Assigned task: All of the records must come back exactly as they were given.

(Component data from apps and pages)
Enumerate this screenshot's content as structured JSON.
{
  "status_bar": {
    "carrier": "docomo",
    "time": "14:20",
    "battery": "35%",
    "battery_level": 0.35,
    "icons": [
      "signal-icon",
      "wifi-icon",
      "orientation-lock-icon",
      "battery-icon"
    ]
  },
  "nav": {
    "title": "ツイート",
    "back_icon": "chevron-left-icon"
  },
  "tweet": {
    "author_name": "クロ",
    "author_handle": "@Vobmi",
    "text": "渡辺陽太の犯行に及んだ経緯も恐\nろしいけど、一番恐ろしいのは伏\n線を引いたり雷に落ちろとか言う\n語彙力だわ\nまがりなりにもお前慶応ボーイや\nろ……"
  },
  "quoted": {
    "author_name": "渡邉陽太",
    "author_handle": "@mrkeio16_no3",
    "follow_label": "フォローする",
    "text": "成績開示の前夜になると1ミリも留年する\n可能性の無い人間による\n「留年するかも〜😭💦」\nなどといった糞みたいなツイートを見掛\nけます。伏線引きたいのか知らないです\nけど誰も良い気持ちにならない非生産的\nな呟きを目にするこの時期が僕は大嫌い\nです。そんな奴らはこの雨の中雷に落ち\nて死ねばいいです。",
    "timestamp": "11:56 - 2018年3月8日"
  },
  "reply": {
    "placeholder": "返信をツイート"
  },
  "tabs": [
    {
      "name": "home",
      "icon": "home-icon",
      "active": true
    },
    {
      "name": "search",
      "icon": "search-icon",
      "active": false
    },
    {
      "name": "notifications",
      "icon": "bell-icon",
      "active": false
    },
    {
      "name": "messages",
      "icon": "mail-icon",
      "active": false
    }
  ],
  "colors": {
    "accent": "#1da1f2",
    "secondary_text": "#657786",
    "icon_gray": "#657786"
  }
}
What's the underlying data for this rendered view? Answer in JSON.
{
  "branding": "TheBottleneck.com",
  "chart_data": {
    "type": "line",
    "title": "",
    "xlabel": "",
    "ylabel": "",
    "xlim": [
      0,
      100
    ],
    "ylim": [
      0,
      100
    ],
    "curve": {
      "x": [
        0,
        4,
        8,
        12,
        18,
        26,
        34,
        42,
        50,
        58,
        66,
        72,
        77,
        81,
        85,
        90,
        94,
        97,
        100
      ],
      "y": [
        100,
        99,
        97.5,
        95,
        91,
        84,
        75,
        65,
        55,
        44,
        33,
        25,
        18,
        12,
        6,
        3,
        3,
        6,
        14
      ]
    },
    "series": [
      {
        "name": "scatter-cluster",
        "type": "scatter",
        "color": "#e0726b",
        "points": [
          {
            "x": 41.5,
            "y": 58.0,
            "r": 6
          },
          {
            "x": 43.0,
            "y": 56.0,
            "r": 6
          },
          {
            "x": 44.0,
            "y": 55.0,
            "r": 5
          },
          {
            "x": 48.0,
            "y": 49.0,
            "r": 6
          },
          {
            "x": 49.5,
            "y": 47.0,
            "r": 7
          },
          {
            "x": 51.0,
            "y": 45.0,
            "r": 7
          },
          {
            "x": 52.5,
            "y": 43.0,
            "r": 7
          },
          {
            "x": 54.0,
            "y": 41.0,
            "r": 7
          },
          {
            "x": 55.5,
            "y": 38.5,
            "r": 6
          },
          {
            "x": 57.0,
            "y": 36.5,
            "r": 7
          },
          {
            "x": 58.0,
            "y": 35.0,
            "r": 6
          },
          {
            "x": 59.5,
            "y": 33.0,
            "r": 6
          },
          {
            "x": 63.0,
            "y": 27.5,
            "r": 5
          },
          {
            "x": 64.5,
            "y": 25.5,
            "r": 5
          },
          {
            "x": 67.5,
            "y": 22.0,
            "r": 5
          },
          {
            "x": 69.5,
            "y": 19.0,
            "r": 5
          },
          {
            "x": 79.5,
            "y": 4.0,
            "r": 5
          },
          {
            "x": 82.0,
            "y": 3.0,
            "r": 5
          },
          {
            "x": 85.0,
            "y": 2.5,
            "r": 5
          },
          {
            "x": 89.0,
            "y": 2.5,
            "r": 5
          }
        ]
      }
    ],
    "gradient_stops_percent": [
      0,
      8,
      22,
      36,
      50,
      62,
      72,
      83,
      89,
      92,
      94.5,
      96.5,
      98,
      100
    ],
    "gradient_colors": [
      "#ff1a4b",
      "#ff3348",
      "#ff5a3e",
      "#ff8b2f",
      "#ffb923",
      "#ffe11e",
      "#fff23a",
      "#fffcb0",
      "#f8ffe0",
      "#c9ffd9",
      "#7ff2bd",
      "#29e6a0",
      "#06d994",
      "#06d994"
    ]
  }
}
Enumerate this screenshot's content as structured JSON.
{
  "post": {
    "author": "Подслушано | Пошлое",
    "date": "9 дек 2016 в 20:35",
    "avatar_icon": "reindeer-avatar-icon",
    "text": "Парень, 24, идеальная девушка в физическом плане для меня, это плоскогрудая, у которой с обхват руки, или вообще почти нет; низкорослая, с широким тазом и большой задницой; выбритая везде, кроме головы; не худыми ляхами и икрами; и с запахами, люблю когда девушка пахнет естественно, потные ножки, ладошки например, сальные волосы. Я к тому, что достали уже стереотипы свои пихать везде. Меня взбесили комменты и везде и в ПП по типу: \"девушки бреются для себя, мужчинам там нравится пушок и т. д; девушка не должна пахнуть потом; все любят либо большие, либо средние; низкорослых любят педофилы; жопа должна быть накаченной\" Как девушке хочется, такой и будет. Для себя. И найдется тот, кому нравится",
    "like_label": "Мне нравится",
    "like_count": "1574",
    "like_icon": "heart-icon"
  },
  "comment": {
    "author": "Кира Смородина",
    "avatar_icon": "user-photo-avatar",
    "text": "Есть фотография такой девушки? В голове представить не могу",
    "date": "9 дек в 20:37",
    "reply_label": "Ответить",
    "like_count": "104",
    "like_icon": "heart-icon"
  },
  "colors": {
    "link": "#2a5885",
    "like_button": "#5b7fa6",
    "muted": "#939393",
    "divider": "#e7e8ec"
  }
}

Response to the exercise:
Enumerate this screenshot's content as structured JSON.
{
  "status_bar": {
    "carrier": "docomo",
    "time": "14:20",
    "battery": "35%",
    "battery_level": 0.35,
    "icons": [
      "signal-icon",
      "wifi-icon",
      "orientation-lock-icon",
      "battery-icon"
    ]
  },
  "nav": {
    "title": "ツイート",
    "back_icon": "chevron-left-icon"
  },
  "tweet": {
    "author_name": "クロ",
    "author_handle": "@Vobmi",
    "text": "渡辺陽太の犯行に及んだ経緯も恐\nろしいけど、一番恐ろしいのは伏\n線を引いたり雷に落ちろとか言う\n語彙力だわ\nまがりなりにもお前慶応ボーイや\nろ……"
  },
  "quoted": {
    "author_name": "渡邉陽太",
    "author_handle": "@mrkeio16_no3",
    "follow_label": "フォローする",
    "text": "成績開示の前夜になると1ミリも留年する\n可能性の無い人間による\n「留年するかも〜😭💦」\nなどといった糞みたいなツイートを見掛\nけます。伏線引きたいのか知らないです\nけど誰も良い気持ちにならない非生産的\nな呟きを目にするこの時期が僕は大嫌い\nです。そんな奴らはこの雨の中雷に落ち\nて死ねばいいです。",
    "timestamp": "11:56 - 2018年3月8日"
  },
  "reply": {
    "placeholder": "返信をツイート"
  },
  "tabs": [
    {
      "name": "home",
      "icon": "home-icon",
      "active": true
    },
    {
      "name": "search",
      "icon": "search-icon",
      "active": false
    },
    {
      "name": "notifications",
      "icon": "bell-icon",
      "active": false
    },
    {
      "name": "messages",
      "icon": "mail-icon",
      "active": false
    }
  ],
  "colors": {
    "accent": "#1da1f2",
    "secondary_text": "#657786",
    "icon_gray": "#657786"
  }
}
What's the underlying data for this rendered view? Answer in JSON.
{
  "branding": "TheBottleneck.com",
  "chart_data": {
    "type": "line",
    "title": "",
    "xlabel": "",
    "ylabel": "",
    "xlim": [
      0,
      100
    ],
    "ylim": [
      0,
      100
    ],
    "curve": {
      "x": [
        0,
        4,
        8,
        12,
        18,
        26,
        34,
        42,
        50,
        58,
        66,
        72,
        77,
        81,
        85,
        90,
        94,
        97,
        100
      ],
      "y": [
        100,
        99,
        97.5,
        95,
        91,
        84,
        75,
        65,
        55,
        44,
        33,
        25,
        18,
        12,
        6,
        3,
        3,
        6,
        14
      ]
    },
    "series": [
      {
        "name": "scatter-cluster",
        "type": "scatter",
        "color": "#e0726b",
        "points": [
          {
            "x": 41.5,
            "y": 58.0,
            "r": 6
          },
          {
            "x": 43.0,
            "y": 56.0,
            "r": 6
          },
          {
            "x": 44.0,
            "y": 55.0,
            "r": 5
          },
          {
            "x": 48.0,
            "y": 49.0,
            "r": 6
          },
          {
            "x": 49.5,
            "y": 47.0,
            "r": 7
          },
          {
            "x": 51.0,
            "y": 45.0,
            "r": 7
          },
          {
            "x": 52.5,
            "y": 43.0,
            "r": 7
          },
          {
            "x": 54.0,
            "y": 41.0,
            "r": 7
          },
          {
            "x": 55.5,
            "y": 38.5,
            "r": 6
          },
          {
            "x": 57.0,
            "y": 36.5,
            "r": 7
          },
          {
            "x": 58.0,
            "y": 35.0,
            "r": 6
          },
          {
            "x": 59.5,
            "y": 33.0,
            "r": 6
          },
          {
            "x": 63.0,
            "y": 27.5,
            "r": 5
          },
          {
            "x": 64.5,
            "y": 25.5,
            "r": 5
          },
          {
            "x": 67.5,
            "y": 22.0,
            "r": 5
          },
          {
            "x": 69.5,
            "y": 19.0,
            "r": 5
          },
          {
            "x": 79.5,
            "y": 4.0,
            "r": 5
          },
          {
            "x": 82.0,
            "y": 3.0,
            "r": 5
          },
          {
            "x": 85.0,
            "y": 2.5,
            "r": 5
          },
          {
            "x": 89.0,
            "y": 2.5,
            "r": 5
          }
        ]
      }
    ],
    "gradient_stops_percent": [
      0,
      8,
      22,
      36,
      50,
      62,
      72,
      83,
      89,
      92,
      94.5,
      96.5,
      98,
      100
    ],
    "gradient_colors": [
      "#ff1a4b",
      "#ff3348",
      "#ff5a3e",
      "#ff8b2f",
      "#ffb923",
      "#ffe11e",
      "#fff23a",
      "#fffcb0",
      "#f8ffe0",
      "#c9ffd9",
      "#7ff2bd",
      "#29e6a0",
      "#06d994",
      "#06d994"
    ]
  }
}
Enumerate this screenshot's content as structured JSON.
{
  "post": {
    "author": "Подслушано | Пошлое",
    "date": "9 дек 2016 в 20:35",
    "avatar_icon": "reindeer-avatar-icon",
    "text": "Парень, 24, идеальная девушка в физическом плане для меня, это плоскогрудая, у которой с обхват руки, или вообще почти нет; низкорослая, с широким тазом и большой задницой; выбритая везде, кроме головы; не худыми ляхами и икрами; и с запахами, люблю когда девушка пахнет естественно, потные ножки, ладошки например, сальные волосы. Я к тому, что достали уже стереотипы свои пихать везде. Меня взбесили комменты и везде и в ПП по типу: \"девушки бреются для себя, мужчинам там нравится пушок и т. д; девушка не должна пахнуть потом; все любят либо большие, либо средние; низкорослых любят педофилы; жопа должна быть накаченной\" Как девушке хочется, такой и будет. Для себя. И найдется тот, кому нравится",
    "like_label": "Мне нравится",
    "like_count": "1574",
    "like_icon": "heart-icon"
  },
  "comment": {
    "author": "Кира Смородина",
    "avatar_icon": "user-photo-avatar",
    "text": "Есть фотография такой девушки? В голове представить не могу",
    "date": "9 дек в 20:37",
    "reply_label": "Ответить",
    "like_count": "104",
    "like_icon": "heart-icon"
  },
  "colors": {
    "link": "#2a5885",
    "like_button": "#5b7fa6",
    "muted": "#939393",
    "divider": "#e7e8ec"
  }
}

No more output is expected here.